More IBM i Security Flaws Revealed
July 13, 2022 Alex Woodie
The summer slowdown might have started in your particular business, but things are just getting warmed up IBM security researchers, who disclosed a series of new vulnerabilities across IBM i products over the past couple of weeks, including IBM i Merlin, WAS Liberty, OpenSSL, the Digital Certificate Manager, and Zlib.
On June 27, IBM disclosed that the collection of open source and proprietary tools and technology it’s brought together as IBM i Modernization Engine for Lifecycle Integration (Merlin) suffers from no fewer than 16 separate security flaws.
Among the most series of these flaws is a CVE-2022-22965, a data binding flaw in the Spring framework that could enable a remote attacker to execute arbitrary code on the system, which brought a CVSS base score of 9.6 (perfect 10s are exceedingly rare).
Arbitrary code could also be executed on IBM i via CVE-2022-21724, which refers to “an unchecked class instantiation flaw” in the PostgreSQL JDBC driver when using plugin classes. This particular flaw carries a CVSS base score of 8.5, putting it comfortably in the “high risk” zone.
There’s also a problem in the Spring Security authentication and access control framework that could allow an attacker to bypass authorization and obtain access to protected assets. This little nasty (CVE-2022-22978) is nothing to trifle with, thanks to a CVSS base score of 8.2.
There are also a couple of flaws rating 7.5 on the CVSS base score, including an improper input validation method in Apache Commons IO could allow a remote attacker to traverse directories on the impacted system (CVE-2021-29425); and a Java stack overflow exemption in a FasterXML component that could lead to a denial of service attack (CVE-2020-36518).
A pair of security flaws were disclosed June 15 in IBM WebSphere Application Server Liberty for IBM i. The first flaw, identified as CVE-2022-22475, puts users at risk of identity spoofing by an authenticated user, and carries a CVSS base score of 5, making it an average threat.
The second flaw, identified as CVE-2022-22393, could enable an authenticated user to obtain the status of HTTP/HTTPS ports that are accessible by the application server, and carries a CVSS base score of 3.1, making it less of a threat.

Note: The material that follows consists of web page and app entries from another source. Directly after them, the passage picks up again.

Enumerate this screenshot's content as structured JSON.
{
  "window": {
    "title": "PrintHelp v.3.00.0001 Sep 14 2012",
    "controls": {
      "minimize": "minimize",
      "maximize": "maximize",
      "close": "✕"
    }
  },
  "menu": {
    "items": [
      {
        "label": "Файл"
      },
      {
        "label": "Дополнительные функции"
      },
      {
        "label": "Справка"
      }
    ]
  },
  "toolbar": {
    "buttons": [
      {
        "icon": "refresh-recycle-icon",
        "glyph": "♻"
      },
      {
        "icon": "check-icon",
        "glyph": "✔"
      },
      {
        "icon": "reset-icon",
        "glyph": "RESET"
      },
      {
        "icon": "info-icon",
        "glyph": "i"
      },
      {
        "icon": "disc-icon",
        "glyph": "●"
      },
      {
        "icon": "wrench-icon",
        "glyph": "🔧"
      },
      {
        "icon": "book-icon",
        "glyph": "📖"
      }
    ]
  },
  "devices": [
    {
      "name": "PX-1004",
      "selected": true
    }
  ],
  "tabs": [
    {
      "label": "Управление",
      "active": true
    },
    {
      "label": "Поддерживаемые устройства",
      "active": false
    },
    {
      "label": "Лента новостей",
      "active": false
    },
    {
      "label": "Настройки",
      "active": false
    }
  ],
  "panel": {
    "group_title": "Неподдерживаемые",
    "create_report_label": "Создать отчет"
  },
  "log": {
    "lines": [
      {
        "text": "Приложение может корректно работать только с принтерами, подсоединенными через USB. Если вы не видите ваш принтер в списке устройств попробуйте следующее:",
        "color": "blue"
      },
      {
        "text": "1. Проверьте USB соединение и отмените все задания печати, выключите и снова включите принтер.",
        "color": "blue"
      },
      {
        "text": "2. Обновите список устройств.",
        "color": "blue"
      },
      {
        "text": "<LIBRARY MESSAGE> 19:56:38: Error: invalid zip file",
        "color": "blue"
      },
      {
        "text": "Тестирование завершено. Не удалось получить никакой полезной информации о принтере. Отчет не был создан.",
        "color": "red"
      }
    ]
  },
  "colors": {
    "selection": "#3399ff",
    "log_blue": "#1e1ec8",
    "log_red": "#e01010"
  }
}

You can find patches to both flaws, which impact IBM i 7.2 through 7.5, at this link.
The IBM i implementation of OpenSSL is questionable once again thanks to a new flaw identified as CVE-2022-1292. The flaw, disclosed June 28, is caused by improper validation of user-supplied input by the c_rehasch script, could allow a remote authenticated attacker to execute arbitrary commands on the system. As such, it rated a CVSS base score of 6.3, making it a moderate threat. All versions of IBM i going back to version 7.2 are vulnerable. IBM patched the flaws. See this link for more details about the flaw and the PTFs IBM had made available for it.
There is a problem with the IBM i implementation of Zlib, an open source compression algorithm that IBM is now using for Geographic Mirroring in its PowerHA offering. The flaw, described as CVE-2018-25032 and disclosed by IBM on June 28, is caused by a memory corruption in the deflate operation, which could enable a cybercriminal to launch a denial of service attack on an impacted system. It afflicts all current releases of the OS (7.2 to 7.5) and has a CVSS base score of 7.5, making it a moderate-to-severe threat. Info about the flaw and the PTFs for IBM i 7.2 through 7.5 can be found here.

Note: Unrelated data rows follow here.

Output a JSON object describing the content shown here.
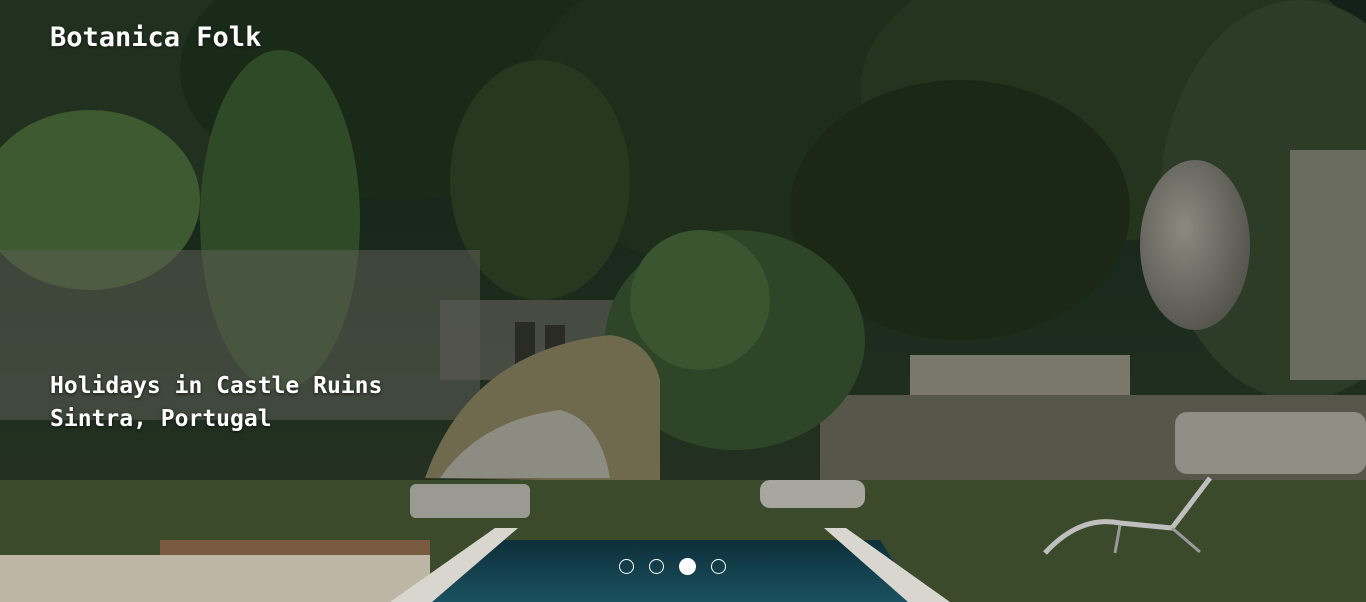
{
  "site": {
    "brand": "Botanica Folk"
  },
  "slide": {
    "caption_line1": "Holidays in Castle Ruins",
    "caption_line2": "Sintra, Portugal",
    "image_description_icon": "garden-photo"
  },
  "carousel": {
    "slide_count": 4,
    "active_index": 2
  },
  "colors": {
    "text": "#ffffff",
    "foliage_dark": "#1c2a1a",
    "pool_water": "#123a45"
  }
}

It’s critical to stay up-to-date on IBM i PTFs. Doug Bidwell does a great job of compiling all of the PTFs (not just the security ones) in the weekly PTF Guide, which you can find elsewhere in this newsletter. Happy patching!